Today’s poem is inspired by proximity, by which I mean I have two poetry books next to my computer right now. This is sort of exciting because it means that I’ve been reading poetry in hopes of writing poetry. And I’ve been writing poetry for the first time in a long while.
But who cares about all that? Here is a poem that is not inspired by Paul Verlaine, but that is relevant to my life (since I haven’t left my pregnant wife and gotten jailed for my gay love affair recently).
The Mirror of Matsuyama
“Daughter, this I give you before I die. When you are lonely, take out this mirror, I will be with you always” —from a Japanese folktale
Mother, what trick of light
brings you back—your face rising to the surface?
is it my need that imprisons you behind
the cold glass? When you lay still,
the flowered quilt no longer warm with your body,
I didn’t believe your promise.
and even the pauses between my breath
would remind me that you are not here.
But remembering your words, I held
your mirror before me.
you looked back, your fingers stretched
to meet mine. Between us, I could feel
only the glass. The brown centers of your eyes
returned my stare.
Mother, how do you see me?
Enclosed within your reflection, you can’t answer

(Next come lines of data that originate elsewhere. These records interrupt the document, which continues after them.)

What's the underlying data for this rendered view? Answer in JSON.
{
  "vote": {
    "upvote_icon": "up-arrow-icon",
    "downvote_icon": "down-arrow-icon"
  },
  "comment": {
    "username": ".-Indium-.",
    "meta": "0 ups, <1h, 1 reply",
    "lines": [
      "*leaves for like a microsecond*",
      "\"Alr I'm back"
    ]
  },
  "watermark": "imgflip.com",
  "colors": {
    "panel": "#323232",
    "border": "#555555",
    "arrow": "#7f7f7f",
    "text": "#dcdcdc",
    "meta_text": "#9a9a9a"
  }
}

what I ask—how your teacup knows
the shape of my hands, the smooth rim—
the bow of my lips. With every stroke
of my brush, why do I imagine the long length
of your hair?
Each time we meet, we press
closer together, as if you could make me whole.
(Sharon Hashimoto, The Crane Wife)
(Sorry about the double spacing, WordPress is not made for poets.)
Who do you see in the mirror?
I see my mother, too—in fact, I’ve sometimes walked past storefront windows and thought she was suddenly walking next to me, only to find that it’s my own reflection.
It’s disturbing on several levels.
But this poem is beautiful.
I see my father when I look into the mirror. Odd, but true.
On the last day,
Her September blue eyes, gone pale,
Were like shells of robins scattered on a lawn of gray hair and sundrenched skin.
Drained of color and of life, they followed me; perhaps I blocked her way to the other side.
Say hello to dad, I said, I have missed him too.
A lapsed Catholic girl, she died on Easter Sunday.
Okay so I’m not a poet; the above 62 words, reduced from a 1200 word project for a memoir class, shows what a lousy poet I am. Hey, I tried.
What do I see in a mirror?
Every morning when I gaze into the glass above my bathroom sink I make sure the eyes of my mother are still blue, because on her last day, hers were not.
That last sentence should be made into a poem.
My mother was here for a week and just left last night. She commented several times (she makes every comment several times, the old sweetie) that there were no mirrors in the house except the ones in the bathroom. I told her I don’t like mirrors and left it at that. The further truth is that I don’t like to see myself from the outside. I don’t know why.
I see the worn-down version of someone I once knew.
I also see my third sister when I’m stressed out/tired. I think it’s the way I tighten my mouth. The Clause genes are strong. (Please, no Santa Clause jokes, we’re Jewish.)
in case any of your readers are wondering, Dr Cougar is the second… Once mistaken for your twin. Granted, it was dark, and the guy who said it was drunk. But, still.